As you declutter, make a list of those thought leaders that you have liked so far and would want to subscribe to. Do not subscribe just yet.

The next time you think about those or need their material, visit their blog or product. That way, you control the access to the information.

When should you resubscribe?

  1. If you find you are reaching out for their material regularly / more frequently than you anticipated
  2. You hate missing out their content
  3. You just came across a new blog which you like but you are not so familiar with them that you will seek out their content on your own. (Consider this subscription to be in a trial period with an intention of unsubscribing if you don’t find their content interesting in that period.)
  4. And then, there are times when you don’t even know you need to hear a perspective or news, but when you do, you walk away with a valuable insight that makes your day. This is usually the case with inspirational content or for the blogs in your niche. In such cases, resubscribe to those thought leaders whom you already know you value.
6. How to handle action Items:

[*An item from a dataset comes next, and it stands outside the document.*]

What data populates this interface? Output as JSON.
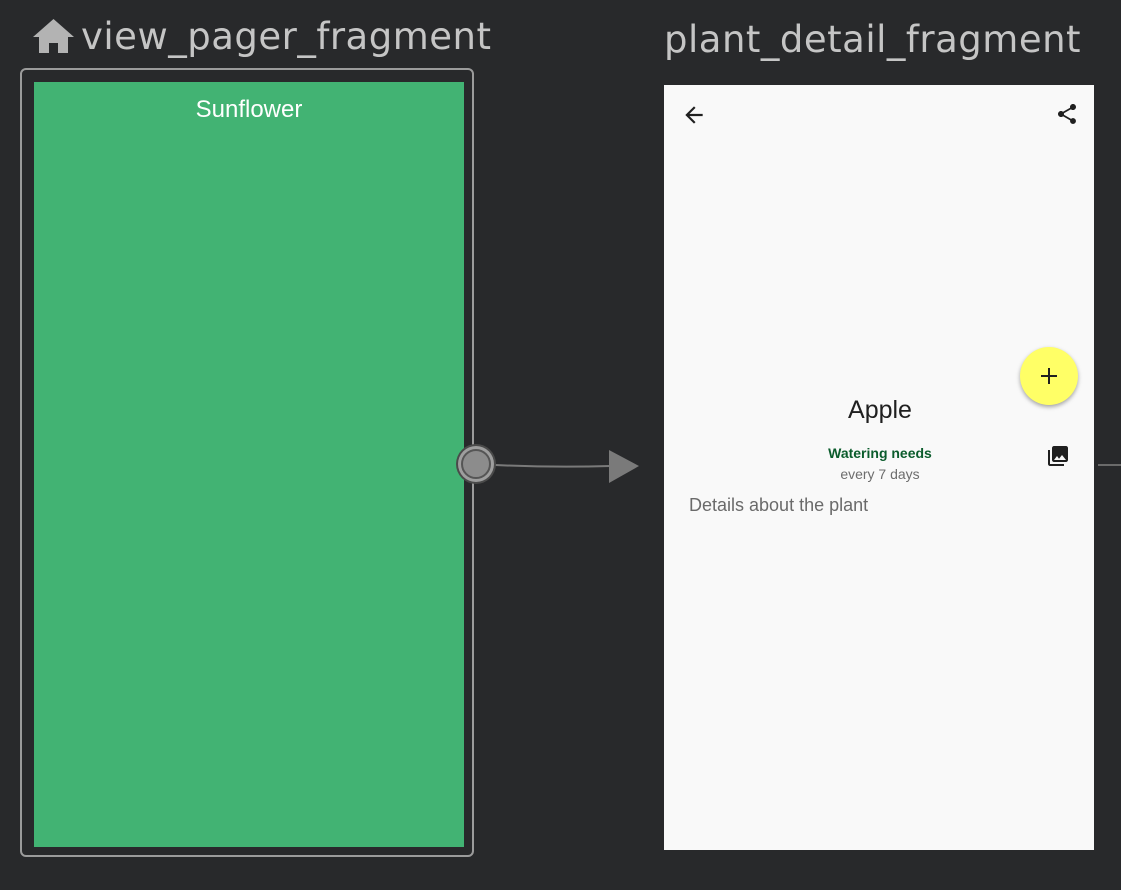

When you are decluttering, you will come across some emails that will resonate with you. You would want to take the action that it says or want to read the article it mentions.

Flag or star those emails. Add them to a separate folder (or label) titled “to do”. Do NOT be distracted to do those right now but set an hour or two in your calendar either today or tomorrow to take that action.

7. How to track your subscriptions and online accounts:

There are so many places online these days that want you to open an account, it will be useful to know who has your information.

Start by deleting the accounts you don’t use anymore e.g. shopping websites, irrelevant social media, restaurant perks’ accounts, apps you do not use anymore. Obviously it’s hard to remember them all. But do your best.

In future, check back periodically (once a year) to delete unused accounts. That way you will reduce the probability of your email ID or other data being compromised.

Save one email from every thought leader or business that you are subscribing to or a website where you have an account. Label those emails as “Subscriptions”. That way when you check in that label, you know whom you have subscribed to.

Moving forward, anytime you subscribe to a new blog or create a new account, label their welcome / long-in information type of email as “Subscriptions”.

8. Daily maintenance:

After all of the above steps are implemented, you should see quite the transformation of your inbox. But cleaning you current inbox doesn’t mean you have stopped all the incoming clutter.

Repeat the necessary steps daily.

  • Delete emails after their purpose is served.
  • Unsubscribe from the ones that you no longer find interesting.
  • Sort with right labels such as “Subscriptions” and “to do” as soon the emails come in. (I mark an email “unread”, if I do not take an action on it when I read it.)
  • Schedule relevant “events”, “tasks”, and “reminders” on your calender immediately after reading an email.

All of this, for me, takes about 5 minutes total every day, and yes, the time goes down as you do it more and more. It keeps me super productive, and I am not afraid of an action item falling through the cracks. It is totally worth it!

In conclusion:
After this cleanse, every day, I wake up to an inbox where I know every unread email is meaningful. At the end of the day (or work), I finish with peace of mind that comes by seeing “0 Unread Messages”.

I hope this step-by-step guide helps you clean your inbox efficiently. Spend less time on what needs to done so that you will have more time at your disposal to do what truly brings you joy.

Now it’s your turn:
I would love to see your before and after transitions! Take a screenshot of how many unread messages your inbox is showing right now, and then when you are all done.

I started with 6097 unread messages. Had I realized before I began, what a difference it would make, I would have taken the “before” shot. But I can at least start the party by sharing my “after” screenshot – as it stands right now. 🙂

Inbox-After

Not too shabby even after 2 months, right?